Ambassador Froman speaks with Dr. Michael Fay on an aerial tour of the Wonga-Wongué Preserve in Gabon.
By U.S. Trade Representative Michael Froman
Libreville, Gabon: There hasn’t been a single poached elephant carcass discovered in Gabon’s Wonga-Wongué Preserve in almost a year. Just last month, an elephant was seen on the beach here for the first time in recent memory. Not long before that, gorillas were seen in areas where they had been wiped out during darker days.
The resurgence of Gabon’s wildlife is not an accident. It is the product of a concerted effort to protect these species from wildlife trafficking across the continent.
While Gabon is a bright spot in the fight against wildlife trafficking, the threat remains, and more must be done.
And protecting against illegal wildlife trafficking lays the basis for a strong tourism industry, all of which helps with a basic tenet of AGOA: diversifying exports and expanding trade and investment.
While Africa is not part of TPP, these illicit goods pass through TPP waters, ports, and countries. TPP’s tools can help sever the connection between source countries such as Gabon and destination countries in the Asia Pacific, making illegal trafficking more and more difficult.
Gabon has started to take real steps to address the supply side of the equation, but they shouldn’t be alone in this fight.

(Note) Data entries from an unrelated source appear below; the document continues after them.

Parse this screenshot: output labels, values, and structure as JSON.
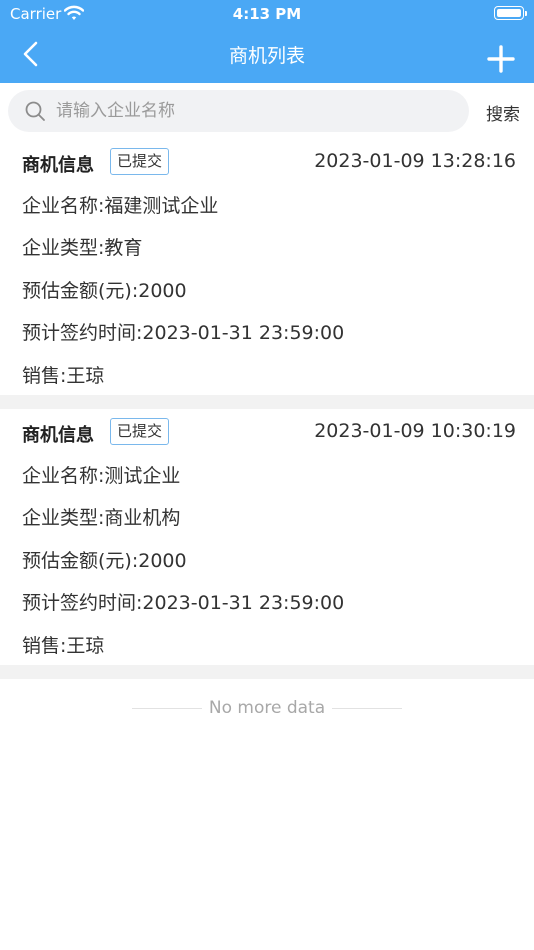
{
  "status_bar": {
    "carrier": "Carrier",
    "time": "4:13 PM"
  },
  "nav": {
    "title": "商机列表",
    "back_icon": "chevron-left-icon",
    "add_icon": "plus-icon"
  },
  "search": {
    "placeholder": "请输入企业名称",
    "value": "",
    "button_label": "搜索"
  },
  "items": [
    {
      "title": "商机信息",
      "badge": "已提交",
      "created_at": "2023-01-09 13:28:16",
      "company": "企业名称:福建测试企业",
      "type": "企业类型:教育",
      "amount": "预估金额(元):2000",
      "sign_time": "预计签约时间:2023-01-31 23:59:00",
      "sales": "销售:王琼"
    },
    {
      "title": "商机信息",
      "badge": "已提交",
      "created_at": "2023-01-09 10:30:19",
      "company": "企业名称:测试企业",
      "type": "企业类型:商业机构",
      "amount": "预估金额(元):2000",
      "sign_time": "预计签约时间:2023-01-31 23:59:00",
      "sales": "销售:王琼"
    }
  ],
  "footer": {
    "no_more": "No more data"
  },
  "colors": {
    "accent": "#4aa8f5",
    "badge_border": "#7ab8ec",
    "divider": "#f2f2f2"
  }
}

With the completion of TPP, we can help provide the tools they need to win.